• The problem is independent of tkz-euclide which is only used for drawing. The macro tkzGetNodes allows to get the elements of the table z to make them Nodes. Mar 21, 2023 at 23:01
• L[ft .. "__" .. sd] = line: new (z[ft],z[sd]) I would guess, if I understand the question Mar 21, 2023 at 23:07
• @DavidCarlisle Thanks. I feel very stupid this time. I still have trouble manipulating string and variable. Mar 22, 2023 at 5:45
• @DavidCarlisle You can perhaps place your comment in answer that I can validate Mar 22, 2023 at 5:50

As you are indexing lines by a concatenation of the indices of the points you need

L[ft .. "__" .. sd] = line: new (z[ft],z[sd])

It might be simpler instead to model lines with a 2D array (table of tables) so instead of

L.c__d = line: new (z.c,z.d)
L[ft .. "__" .. sd] = line: new (z[ft],z[sd])
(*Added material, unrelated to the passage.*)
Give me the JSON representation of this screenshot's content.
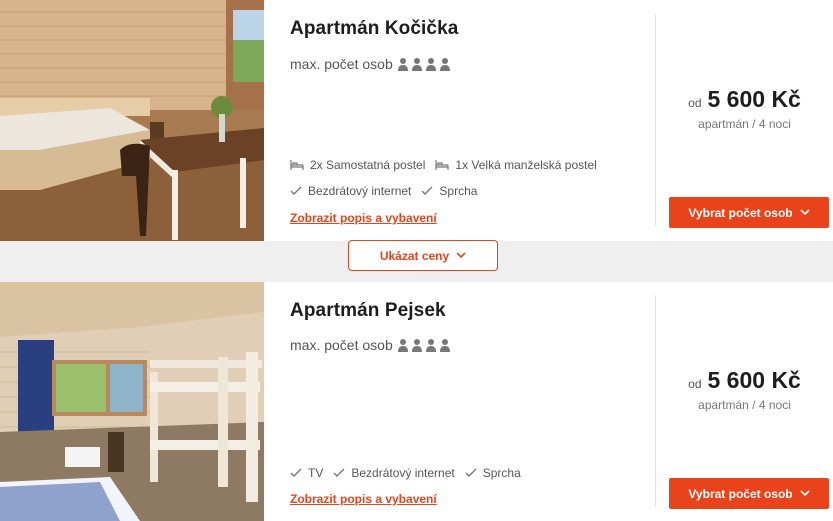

you could use

L["c"]["d"] = line: new (z.c,z.d)
L[ft][sd]   = line: new (z[ft],z[sd])
• Yes it would be a possibility to use a 2D array but I hesitate ... L.c__d is an experiment with the idea of being able to create an object on the fly that does not exist. That said, it is not very educational. The introduction of object programming should rather allow to have more readable and understandable programs. Currently I describe lines with L.cd, circles with C.ab and triangles with T.abc. I admit that I prefer z.a to z["a"]. Mar 22, 2023 at 9:48
• @AlainMatthes z.a is just syntax sugar for z["a"] so you can always use either form but you can only use the dot form for string constants so if the string is in a variable or the result of a function (as in this question) you have to use [ ] so if most access is of that form just using z.a in the cases you have a literal constant z["a"] can look strange. Mar 22, 2023 at 10:08
• yes I agree with your arguments. At first sight the problem is in my functions and not especially for the users but I will have to make a choice. Mar 22, 2023 at 12:14